Nobutora governed Kai Province and established a strongly centralized system by shifting the Takeda clan from being a shugo daimyo to sengoku daimyo. The coups raised by Harunobu (Shingen) to expel Nobutora was led by the people in the Province who were against the centralized system. The Takeda clan was like a leader of a federation consisting of the people in the Province, which is evidenced by the fact that even during the period of Shingen, they continued to use the council system.

Nobutora invited capable ronin shu (masterless samurais) from various districts and they became samurai in command of a troop of foot soldiers (so called five wise retainers of Takeda, including Obata, Tada and Haramino). Also, busho (commanding officer) such as Toratsuna KASUGA (later known as Masanobu KOSAKA) and Kyoraishi Minbu (later known as Nobuharu BABA) who supported the Takeda clan in later days were selected and promoted by Nobutora.

Nobutora took an aggressive diplomatic policy; he welcomed the daughter of a court noble Kinyori SANJO as the wife of his heir Harunobu (Shingen), and promoted a marriage policy and made alliance with the Imagawa clan who had power over the neighboring district. This marriage made Harunobu and Kennyo HONGANJI brothers-in-law (Kennyo's wife was the younger sister of Sanjo), which later affected the diplomatic policy of the Takeda clan.

A portrait of Nobutora painted by his son Nobukado TAKEDA still exists, suggesting Nobutora's appearance which was regarded quaint. It is thought that Nobutora had good relationships with his sons other than Harunobu.

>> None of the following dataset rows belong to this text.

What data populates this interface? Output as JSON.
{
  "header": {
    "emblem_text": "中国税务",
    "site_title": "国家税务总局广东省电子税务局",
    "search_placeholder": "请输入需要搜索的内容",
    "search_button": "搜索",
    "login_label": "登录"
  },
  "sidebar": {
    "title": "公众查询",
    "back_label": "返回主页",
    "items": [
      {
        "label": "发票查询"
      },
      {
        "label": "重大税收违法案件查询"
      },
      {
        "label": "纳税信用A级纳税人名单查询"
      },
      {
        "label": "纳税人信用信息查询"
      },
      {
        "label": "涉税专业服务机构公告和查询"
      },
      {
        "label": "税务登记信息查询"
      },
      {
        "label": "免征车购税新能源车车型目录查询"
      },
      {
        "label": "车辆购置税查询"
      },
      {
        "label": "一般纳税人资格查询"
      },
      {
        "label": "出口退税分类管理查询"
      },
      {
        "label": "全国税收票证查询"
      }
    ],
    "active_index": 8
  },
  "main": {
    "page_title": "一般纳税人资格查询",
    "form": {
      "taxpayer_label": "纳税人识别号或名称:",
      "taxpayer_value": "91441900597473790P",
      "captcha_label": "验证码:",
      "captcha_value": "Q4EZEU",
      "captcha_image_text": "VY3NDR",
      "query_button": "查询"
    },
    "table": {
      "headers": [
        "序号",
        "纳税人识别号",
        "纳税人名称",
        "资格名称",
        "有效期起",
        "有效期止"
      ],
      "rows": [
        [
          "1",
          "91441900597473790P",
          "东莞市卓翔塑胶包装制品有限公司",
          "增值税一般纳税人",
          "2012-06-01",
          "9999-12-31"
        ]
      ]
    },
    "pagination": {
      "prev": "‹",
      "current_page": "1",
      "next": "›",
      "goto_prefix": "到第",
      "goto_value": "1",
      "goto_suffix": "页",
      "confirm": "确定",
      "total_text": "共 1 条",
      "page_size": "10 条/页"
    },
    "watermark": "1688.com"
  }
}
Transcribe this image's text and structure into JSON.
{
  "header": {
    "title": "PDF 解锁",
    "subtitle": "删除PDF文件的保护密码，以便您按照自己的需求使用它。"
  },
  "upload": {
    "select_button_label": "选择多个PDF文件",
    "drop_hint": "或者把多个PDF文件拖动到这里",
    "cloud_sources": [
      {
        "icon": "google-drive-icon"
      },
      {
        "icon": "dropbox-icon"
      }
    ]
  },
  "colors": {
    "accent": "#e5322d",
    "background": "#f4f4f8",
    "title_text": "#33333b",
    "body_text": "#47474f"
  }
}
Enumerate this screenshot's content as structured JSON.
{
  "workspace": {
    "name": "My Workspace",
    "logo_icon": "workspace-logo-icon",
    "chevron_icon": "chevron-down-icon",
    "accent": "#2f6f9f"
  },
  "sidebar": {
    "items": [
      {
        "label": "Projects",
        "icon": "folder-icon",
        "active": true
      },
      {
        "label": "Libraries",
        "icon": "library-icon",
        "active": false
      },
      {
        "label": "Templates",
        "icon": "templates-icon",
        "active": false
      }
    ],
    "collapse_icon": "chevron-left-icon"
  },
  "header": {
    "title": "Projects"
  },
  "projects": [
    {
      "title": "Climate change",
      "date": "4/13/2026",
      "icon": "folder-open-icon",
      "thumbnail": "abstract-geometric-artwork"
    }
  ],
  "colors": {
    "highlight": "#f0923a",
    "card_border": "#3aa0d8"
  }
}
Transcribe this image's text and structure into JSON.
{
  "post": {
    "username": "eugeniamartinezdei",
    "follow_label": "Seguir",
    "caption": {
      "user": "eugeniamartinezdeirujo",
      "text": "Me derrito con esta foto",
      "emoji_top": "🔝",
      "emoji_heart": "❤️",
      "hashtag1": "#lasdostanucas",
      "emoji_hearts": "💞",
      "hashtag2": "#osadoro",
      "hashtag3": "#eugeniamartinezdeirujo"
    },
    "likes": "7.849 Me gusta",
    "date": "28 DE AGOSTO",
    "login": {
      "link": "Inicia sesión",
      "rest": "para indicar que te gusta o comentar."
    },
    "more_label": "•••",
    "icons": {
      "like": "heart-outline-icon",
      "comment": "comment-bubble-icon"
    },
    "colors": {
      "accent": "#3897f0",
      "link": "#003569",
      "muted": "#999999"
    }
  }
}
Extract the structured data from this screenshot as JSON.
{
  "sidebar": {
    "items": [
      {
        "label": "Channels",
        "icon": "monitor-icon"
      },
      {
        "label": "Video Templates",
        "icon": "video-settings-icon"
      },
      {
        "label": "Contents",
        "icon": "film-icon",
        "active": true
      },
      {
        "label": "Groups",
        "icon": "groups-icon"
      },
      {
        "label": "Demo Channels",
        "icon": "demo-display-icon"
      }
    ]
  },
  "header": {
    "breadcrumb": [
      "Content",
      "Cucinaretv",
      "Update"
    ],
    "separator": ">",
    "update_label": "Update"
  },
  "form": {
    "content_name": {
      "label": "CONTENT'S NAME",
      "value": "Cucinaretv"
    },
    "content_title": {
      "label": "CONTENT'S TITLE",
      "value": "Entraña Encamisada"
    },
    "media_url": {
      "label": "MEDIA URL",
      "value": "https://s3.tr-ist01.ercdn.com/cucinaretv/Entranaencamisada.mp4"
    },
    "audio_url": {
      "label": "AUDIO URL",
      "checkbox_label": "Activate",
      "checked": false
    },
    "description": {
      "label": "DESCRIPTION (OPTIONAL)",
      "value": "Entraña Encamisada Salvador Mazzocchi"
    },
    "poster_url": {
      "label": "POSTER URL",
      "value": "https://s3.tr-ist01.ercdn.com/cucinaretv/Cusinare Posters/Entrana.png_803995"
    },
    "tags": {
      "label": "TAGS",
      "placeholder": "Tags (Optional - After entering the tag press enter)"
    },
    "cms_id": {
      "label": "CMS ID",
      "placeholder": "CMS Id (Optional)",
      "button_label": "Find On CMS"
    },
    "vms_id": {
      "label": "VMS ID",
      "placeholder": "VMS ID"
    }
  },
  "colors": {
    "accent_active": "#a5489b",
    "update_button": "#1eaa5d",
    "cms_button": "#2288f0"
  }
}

Nobutora possessed a noted sword 'Soza samonji,' which was handed down to Yoshimoto IMAGAWA. It was again handed down to Nobunaga ODA after the Battle of Okehazama, but was burnt during the Honnoji Incident. Later Hideyoshi TOYOTOMI collected the sword from the fire-devastated area, and handed down from Hideyori TOYOTOMI to Ieyasu TOKUGAWA, and to the present.